Du Bin for The New York Times
The The New York Times ran this photograph and says that it was all about traffic safety.
"Education officials promoted the saluting edict to reduce traffic accidents and teach children courtesy. Critics, who have posted thousands of negative comments about the policy on China's electronic bulletin boards, beg to differ. "This is just pitiful," wrote one in a post last year. Only inept officials would burden children with such a requirement rather than install speed bumps, others insisted."
But is this really about speed bumps and traffic safety?
A writer on Chinasmack, a website that tracks and translates Chinese blogs wrote in an August post about how it is really about authority, not safety. In very strong language.
A while ago, I saw the rules for several areas in China's Guizhou, etc. provinces that students must salute when they encounter luxury cars on the road, which I thought were completely absurd and ridiculous and I felt bad for the children.
This bunch of corrupt officials, who have sucked the blood and flesh of the people, who use the blood, sweat, and money of the ordinary common people to purchase luxury cars in order to show off their power and prestige, actually tell students to salute their luxury cars. Why not salute trucks? Why not salute horse carriages? Why not three-wheeled vehicles/pedicabs? Because these officials never ride in these vehicles....

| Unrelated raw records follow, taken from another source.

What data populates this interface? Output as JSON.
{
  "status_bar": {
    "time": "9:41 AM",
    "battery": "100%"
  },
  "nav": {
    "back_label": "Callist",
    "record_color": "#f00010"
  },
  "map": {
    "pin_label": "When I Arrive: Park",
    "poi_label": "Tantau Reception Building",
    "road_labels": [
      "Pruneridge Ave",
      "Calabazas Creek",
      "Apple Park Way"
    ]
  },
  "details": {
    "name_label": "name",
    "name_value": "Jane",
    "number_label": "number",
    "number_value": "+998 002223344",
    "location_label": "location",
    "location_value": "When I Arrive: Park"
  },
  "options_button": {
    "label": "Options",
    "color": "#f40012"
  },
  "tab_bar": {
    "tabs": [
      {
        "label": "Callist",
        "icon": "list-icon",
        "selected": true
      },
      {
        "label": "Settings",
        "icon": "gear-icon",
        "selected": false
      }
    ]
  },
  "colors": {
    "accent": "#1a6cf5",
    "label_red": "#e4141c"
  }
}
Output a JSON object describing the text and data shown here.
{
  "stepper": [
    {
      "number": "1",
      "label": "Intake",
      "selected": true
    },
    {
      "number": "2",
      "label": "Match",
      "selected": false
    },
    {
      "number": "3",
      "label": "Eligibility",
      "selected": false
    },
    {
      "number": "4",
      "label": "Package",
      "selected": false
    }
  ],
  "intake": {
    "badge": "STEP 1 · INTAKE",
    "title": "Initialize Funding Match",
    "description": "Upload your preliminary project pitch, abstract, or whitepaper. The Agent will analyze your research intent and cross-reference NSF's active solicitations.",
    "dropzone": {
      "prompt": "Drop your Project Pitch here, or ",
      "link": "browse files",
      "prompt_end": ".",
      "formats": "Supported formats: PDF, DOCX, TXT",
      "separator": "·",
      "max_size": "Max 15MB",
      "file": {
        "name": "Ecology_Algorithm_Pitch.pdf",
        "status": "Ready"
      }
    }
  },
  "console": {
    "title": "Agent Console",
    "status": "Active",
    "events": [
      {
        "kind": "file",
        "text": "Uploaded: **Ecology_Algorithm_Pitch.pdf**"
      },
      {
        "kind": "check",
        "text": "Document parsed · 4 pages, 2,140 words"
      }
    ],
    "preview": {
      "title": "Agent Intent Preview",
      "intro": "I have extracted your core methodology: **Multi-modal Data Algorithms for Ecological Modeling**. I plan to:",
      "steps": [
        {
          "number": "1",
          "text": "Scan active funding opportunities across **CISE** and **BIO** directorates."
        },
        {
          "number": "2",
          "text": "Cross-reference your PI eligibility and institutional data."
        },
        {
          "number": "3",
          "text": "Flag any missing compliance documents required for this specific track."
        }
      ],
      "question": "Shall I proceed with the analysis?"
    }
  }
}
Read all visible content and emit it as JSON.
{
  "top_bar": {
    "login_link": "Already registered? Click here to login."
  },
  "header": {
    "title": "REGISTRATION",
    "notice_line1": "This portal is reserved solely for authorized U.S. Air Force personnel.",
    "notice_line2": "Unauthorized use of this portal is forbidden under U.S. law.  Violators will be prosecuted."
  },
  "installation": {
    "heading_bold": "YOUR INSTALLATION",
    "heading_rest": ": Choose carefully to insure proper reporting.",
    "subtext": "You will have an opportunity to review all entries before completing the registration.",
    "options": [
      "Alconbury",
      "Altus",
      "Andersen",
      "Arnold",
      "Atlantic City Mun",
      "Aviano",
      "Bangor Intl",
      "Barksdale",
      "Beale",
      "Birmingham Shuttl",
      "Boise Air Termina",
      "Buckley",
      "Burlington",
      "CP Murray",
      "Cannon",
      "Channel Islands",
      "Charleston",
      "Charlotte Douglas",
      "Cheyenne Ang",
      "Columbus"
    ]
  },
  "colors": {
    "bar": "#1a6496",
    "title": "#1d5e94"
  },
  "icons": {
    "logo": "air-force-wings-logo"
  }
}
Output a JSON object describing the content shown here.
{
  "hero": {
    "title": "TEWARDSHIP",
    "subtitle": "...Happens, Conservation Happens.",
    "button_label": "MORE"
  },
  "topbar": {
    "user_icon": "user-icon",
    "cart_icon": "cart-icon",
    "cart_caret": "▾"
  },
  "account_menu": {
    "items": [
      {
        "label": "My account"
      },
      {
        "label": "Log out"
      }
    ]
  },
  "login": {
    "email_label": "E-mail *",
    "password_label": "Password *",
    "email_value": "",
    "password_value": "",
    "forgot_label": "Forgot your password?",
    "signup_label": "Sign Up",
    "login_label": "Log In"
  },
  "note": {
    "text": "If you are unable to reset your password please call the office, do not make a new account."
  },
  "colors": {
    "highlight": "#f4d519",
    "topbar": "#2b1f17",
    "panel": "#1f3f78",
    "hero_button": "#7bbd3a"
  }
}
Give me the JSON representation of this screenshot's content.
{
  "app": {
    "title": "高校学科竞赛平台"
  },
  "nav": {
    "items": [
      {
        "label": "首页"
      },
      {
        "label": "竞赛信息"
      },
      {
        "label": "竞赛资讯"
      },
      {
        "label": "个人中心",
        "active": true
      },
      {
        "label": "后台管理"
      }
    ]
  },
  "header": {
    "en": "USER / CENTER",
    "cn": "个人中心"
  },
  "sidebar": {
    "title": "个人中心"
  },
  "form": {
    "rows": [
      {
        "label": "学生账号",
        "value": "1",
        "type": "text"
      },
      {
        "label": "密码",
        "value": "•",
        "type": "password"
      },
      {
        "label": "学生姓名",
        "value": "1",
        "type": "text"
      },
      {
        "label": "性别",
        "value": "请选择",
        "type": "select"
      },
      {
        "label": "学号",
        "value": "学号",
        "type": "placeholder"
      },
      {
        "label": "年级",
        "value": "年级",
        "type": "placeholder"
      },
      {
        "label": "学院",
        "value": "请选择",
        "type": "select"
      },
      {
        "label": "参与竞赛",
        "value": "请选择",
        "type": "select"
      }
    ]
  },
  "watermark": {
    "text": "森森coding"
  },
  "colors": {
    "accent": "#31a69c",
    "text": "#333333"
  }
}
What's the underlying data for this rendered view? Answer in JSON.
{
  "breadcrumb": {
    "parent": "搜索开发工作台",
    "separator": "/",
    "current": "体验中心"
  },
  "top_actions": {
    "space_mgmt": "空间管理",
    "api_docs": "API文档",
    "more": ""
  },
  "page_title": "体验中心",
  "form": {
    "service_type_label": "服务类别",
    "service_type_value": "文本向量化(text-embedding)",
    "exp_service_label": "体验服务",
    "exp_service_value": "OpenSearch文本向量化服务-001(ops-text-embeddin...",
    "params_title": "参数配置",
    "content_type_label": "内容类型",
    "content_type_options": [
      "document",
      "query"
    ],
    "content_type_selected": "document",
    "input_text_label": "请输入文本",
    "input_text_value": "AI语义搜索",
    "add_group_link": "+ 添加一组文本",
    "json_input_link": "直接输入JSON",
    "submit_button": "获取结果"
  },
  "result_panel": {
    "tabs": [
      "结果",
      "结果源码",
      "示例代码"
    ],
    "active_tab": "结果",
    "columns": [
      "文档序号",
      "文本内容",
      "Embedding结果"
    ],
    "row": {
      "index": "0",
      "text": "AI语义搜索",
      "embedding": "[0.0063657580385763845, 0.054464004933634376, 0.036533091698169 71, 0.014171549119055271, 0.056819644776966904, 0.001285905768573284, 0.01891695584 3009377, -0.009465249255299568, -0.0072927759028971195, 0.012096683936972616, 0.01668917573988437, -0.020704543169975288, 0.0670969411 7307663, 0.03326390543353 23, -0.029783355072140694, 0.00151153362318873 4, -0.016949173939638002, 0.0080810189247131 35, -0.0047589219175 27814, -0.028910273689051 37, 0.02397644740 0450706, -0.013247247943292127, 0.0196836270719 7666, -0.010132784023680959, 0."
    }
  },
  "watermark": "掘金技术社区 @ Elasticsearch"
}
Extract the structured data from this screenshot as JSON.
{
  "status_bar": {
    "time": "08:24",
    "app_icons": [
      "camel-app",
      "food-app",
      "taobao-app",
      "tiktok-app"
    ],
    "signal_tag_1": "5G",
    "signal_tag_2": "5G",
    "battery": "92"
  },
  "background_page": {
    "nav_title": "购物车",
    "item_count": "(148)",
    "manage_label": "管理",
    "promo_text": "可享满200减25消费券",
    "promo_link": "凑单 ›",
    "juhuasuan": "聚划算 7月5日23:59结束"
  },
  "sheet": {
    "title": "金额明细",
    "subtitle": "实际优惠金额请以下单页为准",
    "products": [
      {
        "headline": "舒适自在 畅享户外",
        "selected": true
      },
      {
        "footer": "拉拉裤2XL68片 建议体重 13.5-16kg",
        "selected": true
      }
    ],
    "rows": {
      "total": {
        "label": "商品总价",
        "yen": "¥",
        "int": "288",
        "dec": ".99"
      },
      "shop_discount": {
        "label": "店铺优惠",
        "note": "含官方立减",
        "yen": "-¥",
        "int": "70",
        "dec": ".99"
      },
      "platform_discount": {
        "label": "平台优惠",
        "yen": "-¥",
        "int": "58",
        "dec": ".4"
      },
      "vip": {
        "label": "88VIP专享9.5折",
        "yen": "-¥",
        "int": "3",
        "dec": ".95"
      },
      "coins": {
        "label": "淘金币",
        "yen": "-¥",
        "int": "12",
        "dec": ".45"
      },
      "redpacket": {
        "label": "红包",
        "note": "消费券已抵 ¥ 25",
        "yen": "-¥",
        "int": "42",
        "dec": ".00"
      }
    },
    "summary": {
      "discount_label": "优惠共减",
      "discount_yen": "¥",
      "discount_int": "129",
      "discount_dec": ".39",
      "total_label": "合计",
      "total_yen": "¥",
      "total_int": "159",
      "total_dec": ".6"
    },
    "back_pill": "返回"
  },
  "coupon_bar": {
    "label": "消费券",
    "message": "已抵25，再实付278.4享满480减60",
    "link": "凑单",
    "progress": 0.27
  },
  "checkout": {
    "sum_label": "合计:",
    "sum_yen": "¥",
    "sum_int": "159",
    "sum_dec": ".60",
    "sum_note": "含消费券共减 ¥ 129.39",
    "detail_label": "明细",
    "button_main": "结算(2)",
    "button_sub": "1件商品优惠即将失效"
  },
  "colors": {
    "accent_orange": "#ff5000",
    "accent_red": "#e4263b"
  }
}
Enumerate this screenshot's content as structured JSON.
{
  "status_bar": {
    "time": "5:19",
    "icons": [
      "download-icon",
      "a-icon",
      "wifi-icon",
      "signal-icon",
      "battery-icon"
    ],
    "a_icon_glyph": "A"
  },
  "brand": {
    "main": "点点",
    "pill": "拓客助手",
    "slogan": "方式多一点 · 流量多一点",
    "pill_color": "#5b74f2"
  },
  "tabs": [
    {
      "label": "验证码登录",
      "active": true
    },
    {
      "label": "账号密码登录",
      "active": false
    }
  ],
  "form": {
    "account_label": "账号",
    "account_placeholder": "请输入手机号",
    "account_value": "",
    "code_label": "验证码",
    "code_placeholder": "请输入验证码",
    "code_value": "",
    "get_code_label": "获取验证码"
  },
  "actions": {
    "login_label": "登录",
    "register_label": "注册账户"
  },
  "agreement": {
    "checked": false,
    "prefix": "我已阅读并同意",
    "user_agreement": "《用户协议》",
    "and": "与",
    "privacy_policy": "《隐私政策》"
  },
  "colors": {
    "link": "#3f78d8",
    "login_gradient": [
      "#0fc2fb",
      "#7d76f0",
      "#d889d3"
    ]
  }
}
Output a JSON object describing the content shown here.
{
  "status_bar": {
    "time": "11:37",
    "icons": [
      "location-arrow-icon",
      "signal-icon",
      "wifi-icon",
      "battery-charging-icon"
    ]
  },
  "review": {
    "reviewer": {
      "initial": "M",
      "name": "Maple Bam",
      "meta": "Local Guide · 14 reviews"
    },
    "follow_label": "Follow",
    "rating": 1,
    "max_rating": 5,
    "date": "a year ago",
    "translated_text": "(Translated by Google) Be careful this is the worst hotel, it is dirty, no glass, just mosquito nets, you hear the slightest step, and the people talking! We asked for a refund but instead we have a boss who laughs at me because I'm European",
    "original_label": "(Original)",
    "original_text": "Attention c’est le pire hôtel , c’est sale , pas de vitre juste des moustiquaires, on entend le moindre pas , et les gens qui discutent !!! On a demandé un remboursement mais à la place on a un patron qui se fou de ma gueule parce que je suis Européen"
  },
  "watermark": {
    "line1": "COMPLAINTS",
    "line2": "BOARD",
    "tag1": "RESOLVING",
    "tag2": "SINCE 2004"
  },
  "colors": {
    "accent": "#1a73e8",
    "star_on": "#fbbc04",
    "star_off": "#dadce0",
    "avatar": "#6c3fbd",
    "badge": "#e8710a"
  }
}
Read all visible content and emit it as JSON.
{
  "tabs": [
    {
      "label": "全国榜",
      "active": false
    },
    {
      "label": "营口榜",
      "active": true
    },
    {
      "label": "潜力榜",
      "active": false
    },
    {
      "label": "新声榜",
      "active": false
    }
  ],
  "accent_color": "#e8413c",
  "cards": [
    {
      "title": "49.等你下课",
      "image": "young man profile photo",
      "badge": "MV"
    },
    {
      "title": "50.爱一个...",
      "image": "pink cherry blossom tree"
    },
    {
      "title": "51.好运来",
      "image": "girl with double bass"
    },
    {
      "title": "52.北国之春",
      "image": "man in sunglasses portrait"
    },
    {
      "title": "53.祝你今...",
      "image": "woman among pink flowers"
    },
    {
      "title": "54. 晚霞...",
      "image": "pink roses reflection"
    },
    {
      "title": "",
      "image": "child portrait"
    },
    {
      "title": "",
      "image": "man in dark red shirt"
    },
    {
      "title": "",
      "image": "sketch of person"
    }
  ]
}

The author goes on in stronger language, but it is pretty clear that saluting cars has nothing to do with safety, and all about respect for authority. Chinasmack